Tulips from bulb to bloom
A tulip grows from a bulb. You need to plant the bulb before the end of October (Norhtern hemisphere) so that it spend the winter underground and pop up as a plant in early spring. The plant has 1 flower which opens up and gives us so much viewing pleasure!
When tulips are planted in fields and give us the amazing spectacle of endless flowers, those tulips are being planted to harveset their bulbs. The flowers are a waste product as it happens. When the flowers are at their peak, they are chopped off the plant and discarded.
The plant stays in the ground and the leaves continue photosynthesising for about 6 more weeks. Farmers will even water the plants to keep them alive. All this energy is not being used by the flower, as that’s gone. The energy created goes into producing a beautiful strong bulb. Once the plant everntually dies, the bulbs are lifted.
Amazingly there’s not just 1 bulb, but the original bulb planted will have smaller bulbs growing off the sides of them. These are called offsets and can be separated from the mother bulb and stored and planted the next year. The big strong mother bulb is cleaned and sold to you and me to plant in our gardens.
One thing I find pretty interesting is that when you buy a bulb to plant, the flower is already inside it, in tiny minature form. If you slice the bulb in half, you can see the little yellow flower, they are always yellow at that stage. If you have bought diseased or a bad quality bulb however, there is a strong possibliity that the flower inside will be dead. If that is the case nothing will ever grow from that bulb. Below is an example of a good and bad bulb.
Thankfully, the Flower Market in Amstetrdam hasa recently been exposed as the conmen they are. 1% of bulbs from there actually bloomed. I suspect if you cut any of those bulbs in half the would look like the diseased one below.
You can buy good quality bulbs in Amsterdam front the Tulip Museum and they are also certified for taking into the US.
Check out the Tulip Museum website here.
You can find them near the Anne Frank House on the Prinsengracht.

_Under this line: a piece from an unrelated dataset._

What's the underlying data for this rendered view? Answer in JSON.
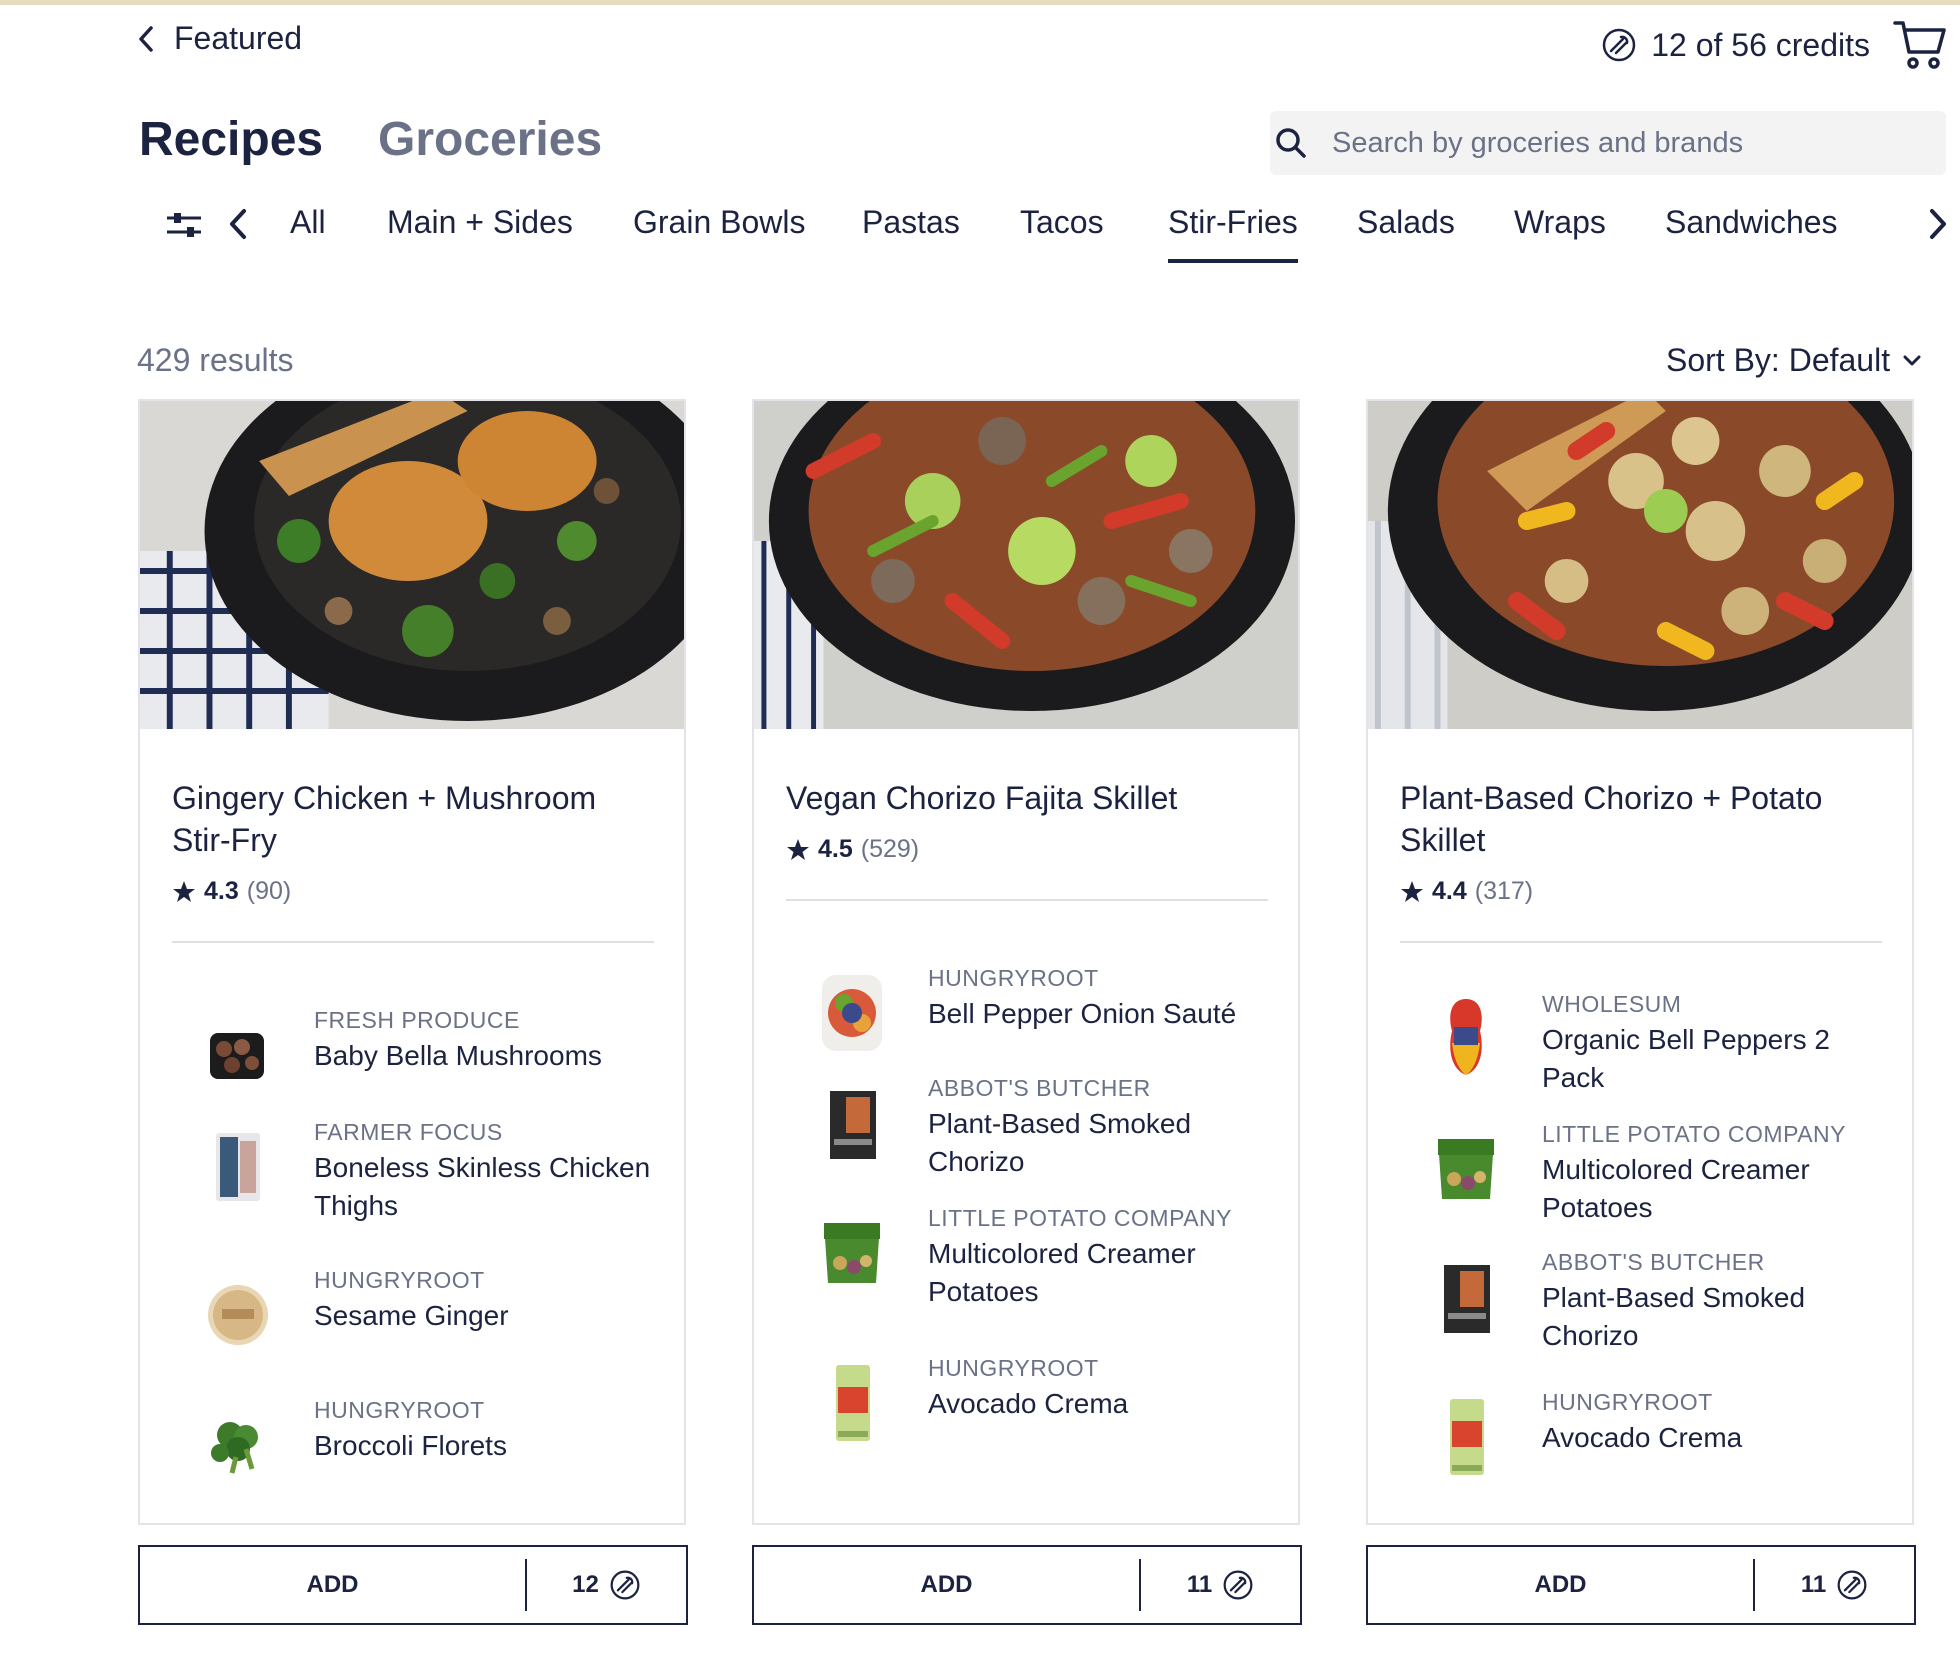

The main pic of this post is a field of tulips grown by my farmer friends in the Beemster Polder up North of Amsterdam. Every year they plant this type of tulip, amongst others. It’s called a Tompoes, after a Dutch dessert / custard slice that has pink icing and yellow custard. The same way this tulip has a pink top and yellow base. They re my favourite tulip and a field of them is spectacular. I visit this farm on my Kekenhof Tulip tour that runs in April, the above photo was the crop from 2019. If you want to know all about tulips from bulb to bloom then come along on a small group tulip tour, 8 people max and full of fun and info, not to mention pancakes as well!